1. Think surround in pre-production: Planning for a surround sound project is critical. First and foremost, make sure your client is ready for the extra time and budget needed. Try to get the best sounding room possible and check that the surround monitors work before you arrive.
2. You don’t need multichannel mics to record surround: Yes, higher quality mics are certainly better, but you can record with a bunch of SM-57s if you really need to. Try a quad array of decent omnis or cardioids around a drum kit, and pan each into the four corners of your mix. It’ll sound like you’re sitting on the kit.
3. Use the surround mics for stereo reverb: Take those two rear surround mics behind the kit in the above example, and use them in your stereo mix. They can provide “real” reverb, and add a nice depth to your overall sound.
4. Center channel – Don’t rely on it: Some engineers don’t use it at all. However, the consumer may feel cheated or that something is wrong if they don’t hear anything in the center channel. Try using divergence or Center % (for Pro Tools users), which will then spread the signal across adjacent channels. With a vocal, for example, it will be heard in the Center, Left, and Right Front channels. The amount in each is your choice, but I always check my mixes with the center channel muted to see if it’ll remain punchy. You never know if that consumer at home — the listener we’re ultimately mixing for — has that channel in the wrong place, or worse, not connected at all.
5. Use bass management: Bass management on the consumer level allows those small satellite speakers to sound large — by routing the bass into the subwoofer where it can be reproduced properly. Usually in the 80–120Hz area (often selectable), the filter in the receiver cuts off any frequencies below that and sends the rest to the speakers. As surround producers, we should take this into consideration by checking our mixes as such. You can use hardware bass management systems that plug in before your studio monitors, or use software that works with your DAW — such as the Waves M360 Surround Manager. Whatever you choose, it’s good to think like a consumer but mix like a professional.
6. Vocal delays in the surrounds: Try taking a mono or stereo delay, placing it into the Left/Right Surrounds and sending some front positioned vocal to it. This will help “pull” the vocal out of the front of the mix, creating additional depth and clarity. Try filtering the high frequencies in the delay to help reduce any sibilance and add warmth. Push the vocal delay send up to the point where it’s audible, then back it down a pinch. When you mute the delay, you’ll miss it — that means you’ve got it just right.

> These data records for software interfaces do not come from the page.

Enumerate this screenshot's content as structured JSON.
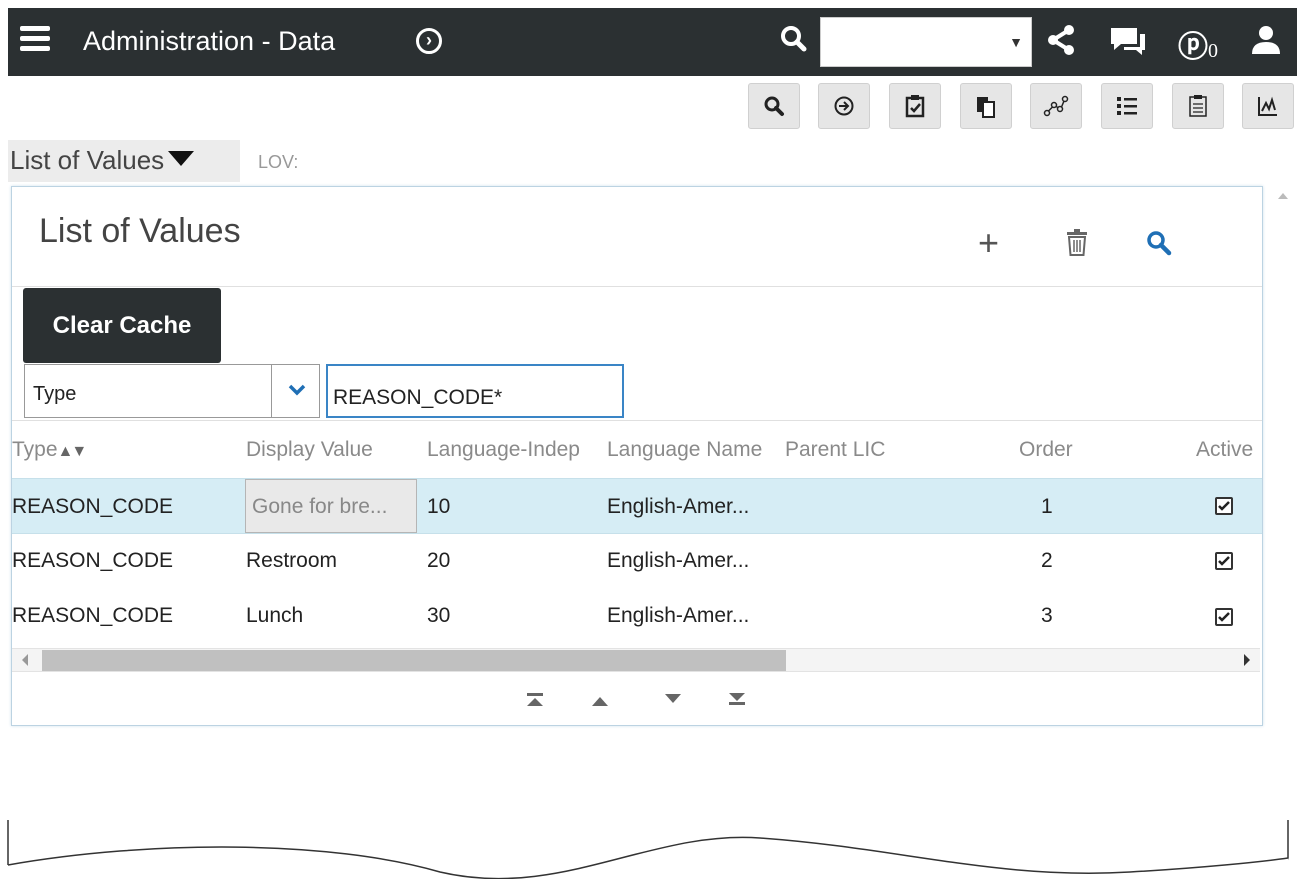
{
  "app": {
    "title": "Administration - Data"
  },
  "header": {
    "notification_count": "0"
  },
  "breadcrumb": {
    "view": "List of Values",
    "sub_label": "LOV:"
  },
  "applet": {
    "title": "List of Values",
    "clear_cache_label": "Clear Cache",
    "query_field": "Type",
    "query_value": "REASON_CODE*"
  },
  "table": {
    "headers": [
      "Type",
      "Display Value",
      "Language-Indep",
      "Language Name",
      "Parent LIC",
      "Order",
      "Active"
    ],
    "rows": [
      {
        "type": "REASON_CODE",
        "display_value": "Gone for bre...",
        "lic": "10",
        "language": "English-Amer...",
        "parent_lic": "",
        "order": "1",
        "active": true
      },
      {
        "type": "REASON_CODE",
        "display_value": "Restroom",
        "lic": "20",
        "language": "English-Amer...",
        "parent_lic": "",
        "order": "2",
        "active": true
      },
      {
        "type": "REASON_CODE",
        "display_value": "Lunch",
        "lic": "30",
        "language": "English-Amer...",
        "parent_lic": "",
        "order": "3",
        "active": true
      }
    ]
  },
  "colors": {
    "topbar": "#2b3032",
    "selected_row": "#d6edf5",
    "accent_blue": "#1f6fb5",
    "query_border": "#3a85c6"
  },
  "icons": {
    "toolbar": [
      "search-icon",
      "go-arrow-icon",
      "clipboard-check-icon",
      "copy-icon",
      "network-icon",
      "list-icon",
      "notes-icon",
      "chart-icon"
    ],
    "header": [
      "menu-icon",
      "navigate-icon",
      "search-icon",
      "share-icon",
      "chat-icon",
      "notifications-icon",
      "user-icon"
    ]
  }
}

7. Use a piece of string to keep your speakers equal: Good Surround Monitoring is critical and ideally the signal from all five (or more) speakers should arrive at the same time. While the angles and heights of the speakers may change with music or post-oriented mixing, the distance from you to the tweeter should remain the same.
8. Capture your finals at the highest resolution possible: Whether the end product is DVD-Video, DVD-Audio, SACD, a video game or a TV broadcast, it’s best to work with the highest resolution possible. Remember, it’s easier to downconvert and lose a bit of fidelity than to upconvert, which can never sound better than the original source. Plan for the future now.
9. Prepare for the recall: Recalls by the artist, producer and/or record company are a daily occurrence in the production world. With surround sound, things can get even more complicated. Whether you mix “in the box” or with a full-blown console, document your work thoroughly. The variables of a surround sound mix are enormous, from multichannel outboard gear to subwoofer crossover levels — so be prepared for that total recall when it happens, which it will.
10. Go for it: Since there are “no rules”, enjoy it. Take chances. Do something nobody has done before you. If it’s wild enough, we’ll all hear about it and you’ll end up with a Grammy for Best Surround Mix. Hey, it could happen.